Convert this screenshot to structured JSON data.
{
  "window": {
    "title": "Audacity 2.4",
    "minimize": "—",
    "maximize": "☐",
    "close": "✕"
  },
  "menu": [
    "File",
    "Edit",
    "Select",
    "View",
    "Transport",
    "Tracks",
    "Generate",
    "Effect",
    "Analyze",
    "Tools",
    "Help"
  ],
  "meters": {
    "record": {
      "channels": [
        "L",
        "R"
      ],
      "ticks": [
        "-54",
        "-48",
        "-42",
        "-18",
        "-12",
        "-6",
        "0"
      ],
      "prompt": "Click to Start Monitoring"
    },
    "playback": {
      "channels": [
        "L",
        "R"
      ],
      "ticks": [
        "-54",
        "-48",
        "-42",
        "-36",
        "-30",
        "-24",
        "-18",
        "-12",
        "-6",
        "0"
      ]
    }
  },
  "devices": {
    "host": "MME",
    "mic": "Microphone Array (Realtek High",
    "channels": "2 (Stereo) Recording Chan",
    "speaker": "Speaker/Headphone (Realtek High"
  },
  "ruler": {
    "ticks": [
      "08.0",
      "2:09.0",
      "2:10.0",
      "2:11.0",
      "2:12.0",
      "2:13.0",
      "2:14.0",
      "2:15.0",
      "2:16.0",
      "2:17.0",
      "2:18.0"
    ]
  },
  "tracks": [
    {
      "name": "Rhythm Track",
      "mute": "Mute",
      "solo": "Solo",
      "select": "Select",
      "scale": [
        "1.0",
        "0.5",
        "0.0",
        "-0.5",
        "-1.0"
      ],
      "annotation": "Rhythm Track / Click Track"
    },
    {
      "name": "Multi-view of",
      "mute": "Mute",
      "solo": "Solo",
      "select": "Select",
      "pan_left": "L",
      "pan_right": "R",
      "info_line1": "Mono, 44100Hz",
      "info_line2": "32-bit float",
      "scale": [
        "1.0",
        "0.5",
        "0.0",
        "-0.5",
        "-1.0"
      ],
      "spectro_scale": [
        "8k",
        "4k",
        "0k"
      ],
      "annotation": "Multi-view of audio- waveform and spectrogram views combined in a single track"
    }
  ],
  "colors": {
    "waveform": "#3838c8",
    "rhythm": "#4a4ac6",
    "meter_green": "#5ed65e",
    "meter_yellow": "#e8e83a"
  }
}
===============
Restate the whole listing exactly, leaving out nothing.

Convert this screenshot to structured JSON data.
{
  "window": {
    "title": "Audacity 2.4",
    "minimize": "—",
    "maximize": "☐",
    "close": "✕"
  },
  "menu": [
    "File",
    "Edit",
    "Select",
    "View",
    "Transport",
    "Tracks",
    "Generate",
    "Effect",
    "Analyze",
    "Tools",
    "Help"
  ],
  "meters": {
    "record": {
      "channels": [
        "L",
        "R"
      ],
      "ticks": [
        "-54",
        "-48",
        "-42",
        "-18",
        "-12",
        "-6",
        "0"
      ],
      "prompt": "Click to Start Monitoring"
    },
    "playback": {
      "channels": [
        "L",
        "R"
      ],
      "ticks": [
        "-54",
        "-48",
        "-42",
        "-36",
        "-30",
        "-24",
        "-18",
        "-12",
        "-6",
        "0"
      ]
    }
  },
  "devices": {
    "host": "MME",
    "mic": "Microphone Array (Realtek High",
    "channels": "2 (Stereo) Recording Chan",
    "speaker": "Speaker/Headphone (Realtek High"
  },
  "ruler": {
    "ticks": [
      "08.0",
      "2:09.0",
      "2:10.0",
      "2:11.0",
      "2:12.0",
      "2:13.0",
      "2:14.0",
      "2:15.0",
      "2:16.0",
      "2:17.0",
      "2:18.0"
    ]
  },
  "tracks": [
    {
      "name": "Rhythm Track",
      "mute": "Mute",
      "solo": "Solo",
      "select": "Select",
      "scale": [
        "1.0",
        "0.5",
        "0.0",
        "-0.5",
        "-1.0"
      ],
      "annotation": "Rhythm Track / Click Track"
    },
    {
      "name": "Multi-view of",
      "mute": "Mute",
      "solo": "Solo",
      "select": "Select",
      "pan_left": "L",
      "pan_right": "R",
      "info_line1": "Mono, 44100Hz",
      "info_line2": "32-bit float",
      "scale": [
        "1.0",
        "0.5",
        "0.0",
        "-0.5",
        "-1.0"
      ],
      "spectro_scale": [
        "8k",
        "4k",
        "0k"
      ],
      "annotation": "Multi-view of audio- waveform and spectrogram views combined in a single track"
    }
  ],
  "colors": {
    "waveform": "#3838c8",
    "rhythm": "#4a4ac6",
    "meter_green": "#5ed65e",
    "meter_yellow": "#e8e83a"
  }
}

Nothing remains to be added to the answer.